--- YOUR INSTRUCTIONS ---
Beneath this task is a listing; retype all of it exactly.

Segment Start: SUPPLIED ENTRIES

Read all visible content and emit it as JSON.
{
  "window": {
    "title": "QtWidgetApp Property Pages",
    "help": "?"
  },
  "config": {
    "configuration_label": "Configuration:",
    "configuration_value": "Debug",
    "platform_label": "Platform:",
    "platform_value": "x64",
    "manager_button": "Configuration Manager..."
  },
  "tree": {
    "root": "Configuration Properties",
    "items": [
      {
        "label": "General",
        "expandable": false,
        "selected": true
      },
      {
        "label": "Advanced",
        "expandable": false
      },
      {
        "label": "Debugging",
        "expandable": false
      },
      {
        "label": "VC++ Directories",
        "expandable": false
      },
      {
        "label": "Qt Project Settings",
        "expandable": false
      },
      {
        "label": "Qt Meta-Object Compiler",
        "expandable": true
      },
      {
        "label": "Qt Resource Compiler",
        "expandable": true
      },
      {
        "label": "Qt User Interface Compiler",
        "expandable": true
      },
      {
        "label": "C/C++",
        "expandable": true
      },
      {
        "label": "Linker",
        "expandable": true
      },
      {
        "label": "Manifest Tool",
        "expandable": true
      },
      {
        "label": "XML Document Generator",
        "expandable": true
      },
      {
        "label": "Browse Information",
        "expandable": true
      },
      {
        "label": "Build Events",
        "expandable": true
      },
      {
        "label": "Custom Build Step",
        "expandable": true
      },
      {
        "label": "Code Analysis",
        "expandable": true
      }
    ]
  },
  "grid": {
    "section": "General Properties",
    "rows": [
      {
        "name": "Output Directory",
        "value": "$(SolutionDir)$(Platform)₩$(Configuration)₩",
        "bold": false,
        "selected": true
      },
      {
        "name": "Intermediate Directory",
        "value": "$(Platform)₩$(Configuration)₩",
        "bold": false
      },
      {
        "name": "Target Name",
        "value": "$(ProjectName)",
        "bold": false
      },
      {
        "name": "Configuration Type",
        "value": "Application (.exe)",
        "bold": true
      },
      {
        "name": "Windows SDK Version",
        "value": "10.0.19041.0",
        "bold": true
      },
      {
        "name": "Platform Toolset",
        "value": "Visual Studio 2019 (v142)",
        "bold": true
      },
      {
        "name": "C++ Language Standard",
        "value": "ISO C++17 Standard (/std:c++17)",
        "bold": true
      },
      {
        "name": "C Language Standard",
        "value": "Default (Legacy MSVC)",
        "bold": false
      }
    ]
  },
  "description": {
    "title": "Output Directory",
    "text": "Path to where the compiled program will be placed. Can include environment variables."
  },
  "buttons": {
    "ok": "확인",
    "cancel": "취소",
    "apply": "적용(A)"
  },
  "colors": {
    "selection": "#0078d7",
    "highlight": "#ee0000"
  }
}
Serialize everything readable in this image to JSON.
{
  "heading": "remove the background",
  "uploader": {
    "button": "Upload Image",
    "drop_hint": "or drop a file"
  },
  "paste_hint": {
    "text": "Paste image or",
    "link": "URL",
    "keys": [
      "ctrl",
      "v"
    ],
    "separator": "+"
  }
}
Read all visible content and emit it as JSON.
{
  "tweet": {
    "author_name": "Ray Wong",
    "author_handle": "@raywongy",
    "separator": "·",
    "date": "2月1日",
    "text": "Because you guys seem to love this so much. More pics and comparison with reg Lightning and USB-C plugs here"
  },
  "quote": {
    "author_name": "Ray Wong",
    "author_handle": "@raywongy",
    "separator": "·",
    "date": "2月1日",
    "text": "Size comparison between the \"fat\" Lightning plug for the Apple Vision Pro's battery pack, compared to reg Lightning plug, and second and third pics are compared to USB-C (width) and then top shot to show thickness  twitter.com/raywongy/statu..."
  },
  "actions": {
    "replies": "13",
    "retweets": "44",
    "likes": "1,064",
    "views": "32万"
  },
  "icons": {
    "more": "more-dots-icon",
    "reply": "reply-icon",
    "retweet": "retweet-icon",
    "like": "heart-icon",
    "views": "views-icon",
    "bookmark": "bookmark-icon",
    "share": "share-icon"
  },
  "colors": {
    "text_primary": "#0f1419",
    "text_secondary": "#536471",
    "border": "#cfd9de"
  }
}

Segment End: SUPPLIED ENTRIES

--- RESPONSE BOX ---
Read all visible content and emit it as JSON.
{
  "window": {
    "title": "QtWidgetApp Property Pages",
    "help": "?"
  },
  "config": {
    "configuration_label": "Configuration:",
    "configuration_value": "Debug",
    "platform_label": "Platform:",
    "platform_value": "x64",
    "manager_button": "Configuration Manager..."
  },
  "tree": {
    "root": "Configuration Properties",
    "items": [
      {
        "label": "General",
        "expandable": false,
        "selected": true
      },
      {
        "label": "Advanced",
        "expandable": false
      },
      {
        "label": "Debugging",
        "expandable": false
      },
      {
        "label": "VC++ Directories",
        "expandable": false
      },
      {
        "label": "Qt Project Settings",
        "expandable": false
      },
      {
        "label": "Qt Meta-Object Compiler",
        "expandable": true
      },
      {
        "label": "Qt Resource Compiler",
        "expandable": true
      },
      {
        "label": "Qt User Interface Compiler",
        "expandable": true
      },
      {
        "label": "C/C++",
        "expandable": true
      },
      {
        "label": "Linker",
        "expandable": true
      },
      {
        "label": "Manifest Tool",
        "expandable": true
      },
      {
        "label": "XML Document Generator",
        "expandable": true
      },
      {
        "label": "Browse Information",
        "expandable": true
      },
      {
        "label": "Build Events",
        "expandable": true
      },
      {
        "label": "Custom Build Step",
        "expandable": true
      },
      {
        "label": "Code Analysis",
        "expandable": true
      }
    ]
  },
  "grid": {
    "section": "General Properties",
    "rows": [
      {
        "name": "Output Directory",
        "value": "$(SolutionDir)$(Platform)₩$(Configuration)₩",
        "bold": false,
        "selected": true
      },
      {
        "name": "Intermediate Directory",
        "value": "$(Platform)₩$(Configuration)₩",
        "bold": false
      },
      {
        "name": "Target Name",
        "value": "$(ProjectName)",
        "bold": false
      },
      {
        "name": "Configuration Type",
        "value": "Application (.exe)",
        "bold": true
      },
      {
        "name": "Windows SDK Version",
        "value": "10.0.19041.0",
        "bold": true
      },
      {
        "name": "Platform Toolset",
        "value": "Visual Studio 2019 (v142)",
        "bold": true
      },
      {
        "name": "C++ Language Standard",
        "value": "ISO C++17 Standard (/std:c++17)",
        "bold": true
      },
      {
        "name": "C Language Standard",
        "value": "Default (Legacy MSVC)",
        "bold": false
      }
    ]
  },
  "description": {
    "title": "Output Directory",
    "text": "Path to where the compiled program will be placed. Can include environment variables."
  },
  "buttons": {
    "ok": "확인",
    "cancel": "취소",
    "apply": "적용(A)"
  },
  "colors": {
    "selection": "#0078d7",
    "highlight": "#ee0000"
  }
}
Serialize everything readable in this image to JSON.
{
  "heading": "remove the background",
  "uploader": {
    "button": "Upload Image",
    "drop_hint": "or drop a file"
  },
  "paste_hint": {
    "text": "Paste image or",
    "link": "URL",
    "keys": [
      "ctrl",
      "v"
    ],
    "separator": "+"
  }
}
Read all visible content and emit it as JSON.
{
  "tweet": {
    "author_name": "Ray Wong",
    "author_handle": "@raywongy",
    "separator": "·",
    "date": "2月1日",
    "text": "Because you guys seem to love this so much. More pics and comparison with reg Lightning and USB-C plugs here"
  },
  "quote": {
    "author_name": "Ray Wong",
    "author_handle": "@raywongy",
    "separator": "·",
    "date": "2月1日",
    "text": "Size comparison between the \"fat\" Lightning plug for the Apple Vision Pro's battery pack, compared to reg Lightning plug, and second and third pics are compared to USB-C (width) and then top shot to show thickness  twitter.com/raywongy/statu..."
  },
  "actions": {
    "replies": "13",
    "retweets": "44",
    "likes": "1,064",
    "views": "32万"
  },
  "icons": {
    "more": "more-dots-icon",
    "reply": "reply-icon",
    "retweet": "retweet-icon",
    "like": "heart-icon",
    "views": "views-icon",
    "bookmark": "bookmark-icon",
    "share": "share-icon"
  },
  "colors": {
    "text_primary": "#0f1419",
    "text_secondary": "#536471",
    "border": "#cfd9de"
  }
}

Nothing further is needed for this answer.